Anyone who’s been on the internet in the past year has heard something about “the cloud”, whether as part of the discussion about recent celebrity privacy scandals, in talks about internet and the future of networking, or even mentioned vaguely in passing by anyone who tends to keep their important files on Dropbox, but those looking to run a business might find themselves hearing more about the cloud than they otherwise would, with 84% of organizations claiming to use some form of cloud-based software. The cloud is definitely being presented as a solution to many small businesses technology needs, but what is it? What does it mean? This article hopes to clear up some of that mystery by defining cloud computing for you.
Defining the Cloud
The first step in defining cloud computing is talking about what the cloud actually is. Cloud computing is defined as any type of internet-based computing where a service is delivered to users through the internet. Basic enough, but if you go by that definition, then just about any web-based service is an application of cloud computing (Gmail, I’m looking at you). In a business sense, the term cloud computing has taken on many meanings, from grid computing to peer-to-peer applications to remote processing, so an important thing to note when discussing cloud computing with other people is to make sure you’re on the same page. What you might be talking about might not be what the other person is talking about, a good example of why defining cloud computing is so important.

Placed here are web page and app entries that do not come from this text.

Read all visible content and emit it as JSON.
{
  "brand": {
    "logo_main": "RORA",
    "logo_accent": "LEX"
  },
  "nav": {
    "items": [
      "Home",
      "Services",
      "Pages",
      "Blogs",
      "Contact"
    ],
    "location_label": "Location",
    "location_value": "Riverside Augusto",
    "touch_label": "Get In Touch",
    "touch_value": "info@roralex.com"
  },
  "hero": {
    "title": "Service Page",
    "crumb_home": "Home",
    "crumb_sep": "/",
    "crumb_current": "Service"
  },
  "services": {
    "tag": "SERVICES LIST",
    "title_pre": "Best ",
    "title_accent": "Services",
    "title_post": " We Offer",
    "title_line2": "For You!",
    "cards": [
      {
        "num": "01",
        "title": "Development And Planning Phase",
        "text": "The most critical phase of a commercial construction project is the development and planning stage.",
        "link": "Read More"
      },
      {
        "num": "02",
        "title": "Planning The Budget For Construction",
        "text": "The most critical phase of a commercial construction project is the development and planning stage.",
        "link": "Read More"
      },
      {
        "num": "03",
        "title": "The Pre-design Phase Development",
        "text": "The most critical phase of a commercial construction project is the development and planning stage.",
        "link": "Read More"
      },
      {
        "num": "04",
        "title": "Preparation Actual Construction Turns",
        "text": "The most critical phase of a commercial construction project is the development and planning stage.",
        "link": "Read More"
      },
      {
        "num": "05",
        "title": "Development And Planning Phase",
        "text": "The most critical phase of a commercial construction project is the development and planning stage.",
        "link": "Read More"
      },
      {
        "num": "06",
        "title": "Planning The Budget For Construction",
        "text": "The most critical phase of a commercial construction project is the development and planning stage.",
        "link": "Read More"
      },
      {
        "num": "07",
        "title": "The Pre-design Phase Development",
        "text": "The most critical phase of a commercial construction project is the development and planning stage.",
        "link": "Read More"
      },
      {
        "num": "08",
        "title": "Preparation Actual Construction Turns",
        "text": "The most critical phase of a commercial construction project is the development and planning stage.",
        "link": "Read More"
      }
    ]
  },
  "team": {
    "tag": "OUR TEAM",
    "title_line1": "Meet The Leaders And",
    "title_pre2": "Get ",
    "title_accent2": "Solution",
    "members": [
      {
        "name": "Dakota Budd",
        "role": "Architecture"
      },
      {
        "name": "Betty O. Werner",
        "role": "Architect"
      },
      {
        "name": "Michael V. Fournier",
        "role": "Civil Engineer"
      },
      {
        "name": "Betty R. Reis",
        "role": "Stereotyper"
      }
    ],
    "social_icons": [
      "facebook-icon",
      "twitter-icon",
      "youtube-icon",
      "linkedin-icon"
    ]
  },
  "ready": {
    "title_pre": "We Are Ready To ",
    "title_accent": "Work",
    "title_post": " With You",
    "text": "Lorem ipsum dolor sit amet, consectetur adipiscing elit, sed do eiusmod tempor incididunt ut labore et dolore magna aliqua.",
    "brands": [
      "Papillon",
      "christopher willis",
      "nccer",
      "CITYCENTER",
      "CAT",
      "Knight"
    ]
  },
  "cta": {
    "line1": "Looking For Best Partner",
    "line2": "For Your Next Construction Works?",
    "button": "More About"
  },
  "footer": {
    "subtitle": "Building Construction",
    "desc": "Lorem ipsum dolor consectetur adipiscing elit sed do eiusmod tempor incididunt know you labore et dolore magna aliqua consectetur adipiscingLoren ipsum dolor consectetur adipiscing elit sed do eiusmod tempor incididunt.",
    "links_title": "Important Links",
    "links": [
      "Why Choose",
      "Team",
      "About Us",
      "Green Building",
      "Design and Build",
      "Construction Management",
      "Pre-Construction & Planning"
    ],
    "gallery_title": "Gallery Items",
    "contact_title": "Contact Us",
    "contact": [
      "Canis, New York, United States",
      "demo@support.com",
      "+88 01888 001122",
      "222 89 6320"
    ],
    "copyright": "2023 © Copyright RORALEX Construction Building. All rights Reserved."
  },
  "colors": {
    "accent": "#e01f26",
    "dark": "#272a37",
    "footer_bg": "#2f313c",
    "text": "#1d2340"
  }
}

Because of length constraints, this article can’t go into every nuanced definition of cloud computing out there, but we can at least cover the basics, starting with the three main types of cloud computing.
Three Types of Cloud Computing
A lot of things in the world can be broken up in to categories, and cloud computing is no exception. Defining cloud computing means understanding the three basic types of cloud computing, at least to the level where you can decide which type is best for your business. The three types to consider are: Infrastructure as a Service (IaaS), Platform as a Service (PaaS), and Software as a Service (SaaS).
Software as a Service (SaaS) is defined as software that is provided over the internet. SaaS includes web access to some form of commercial software, which is managed from a central location and maintained from that location by the provider. This means that you would not have to worry about maintaining and patching the software yourself, which would give you some peace of mind, but it would also mean that when something goes wrong on the provider’s end, you would have to wait for them to fix the problem instead of taking the initiative yourself.
In contrast, Platform as a Service (PaaS) is defined as a computing platform that allows the creation of web applications. This means that you could use PaaS to develop, host, deploy, and maintain applications for your business. The provider would give you the tools to create your app, but at the end of the day, you would be the one deciding how your app is run, and you would be the one ultimately responsible if something goes wrong. This gives you more control over the process, but also more responsibility, and a greater potential for failure if you don’t have the technological know-how to create a working app.
The final type of cloud computing is known as Infrastructure as a Service (IaaS). This delivers infrastructure (servers, storage, network and operating systems…etc.) as an on-demand service, but doesn’t give you anything in terms of software. This would be helpful for companies that can’t afford the hardware required to set up their own servers, but again, this is only infrastructure, which is very helpful but still can’t accomplish much if not utilized correctly.
Choosing the One for You
Does that make some sense? Great, because now you have to make a decision. Before you decide to make the move to cloud computing, you need to consider your company’s needs and decide which type of cloud computing is best for you. Before you panic, take a deep breath. We’ll go through the pros and cons of each type of cloud computing carefully, giving you all the information you need to start making that decision.
SaaS is easily the simplest form of cloud computing, and the one most people are familiar with already (whether they know it or not). It makes sense for applications like email, where there is significant exchange between the organization and the outside world, and for applications that have a significant need for web and mobile access (again, like email). It also works great for software that is only used to satisfy a short term need. It’s not the best for applications where extremely fast processing of data is required, or where regulations don’t permit data to be hosted externally.
PaaS makes sense if you need a little more control over the software, or if multiple developers will be working on a single project and need to interact with the development process. It wouldn’t be the best choice if the application needs to be highly portable (able to be hosted in several different places), or if the approach or language involved in designing the app happens to be proprietary.
Finally, IaaS makes sense for specific infrastructure needs, for situations where demand is very volatile, and for organizations that cannot invest in hardware just yet, but it doesn’t make sense in situations where the highest level of performance is required, or when on-premise services can do the job just as well or better.
Hopefully, this helped in defining cloud computing somewhat. It’s a crazy world out there and constantly evolving, but understanding the trends and the pros and cons involved in cloud computing will come a long way towards being able to effectively use the cloud for your business.